* **EXERCISE REQUIREMENTS**
What is needed is a faithful copy of all the entries, with no pictures in it.

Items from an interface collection
- - - -

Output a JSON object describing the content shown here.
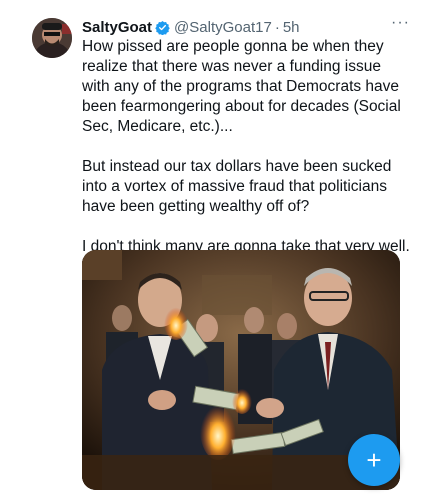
{
  "tweet": {
    "display_name": "SaltyGoat",
    "handle": "@SaltyGoat17",
    "separator": "·",
    "time": "5h",
    "more_label": "···",
    "paragraphs": [
      "How pissed are people gonna be when they realize that there was never a funding issue with any of the programs that Democrats have been fearmongering about for decades (Social Sec, Medicare, etc.)...",
      "But instead our tax dollars have been sucked into a vortex of massive fraud that politicians have been getting wealthy off of?",
      "I don't think many are gonna take that very well."
    ],
    "verified_color": "#1d9bf0",
    "media_icon": "photo-burning-money-image"
  },
  "compose_fab": {
    "label": "+",
    "color": "#1d9bf0"
  }
}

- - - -

* **OUTPUT OF THE EXERCISE**
Output a JSON object describing the content shown here.
{
  "tweet": {
    "display_name": "SaltyGoat",
    "handle": "@SaltyGoat17",
    "separator": "·",
    "time": "5h",
    "more_label": "···",
    "paragraphs": [
      "How pissed are people gonna be when they realize that there was never a funding issue with any of the programs that Democrats have been fearmongering about for decades (Social Sec, Medicare, etc.)...",
      "But instead our tax dollars have been sucked into a vortex of massive fraud that politicians have been getting wealthy off of?",
      "I don't think many are gonna take that very well."
    ],
    "verified_color": "#1d9bf0",
    "media_icon": "photo-burning-money-image"
  },
  "compose_fab": {
    "label": "+",
    "color": "#1d9bf0"
  }
}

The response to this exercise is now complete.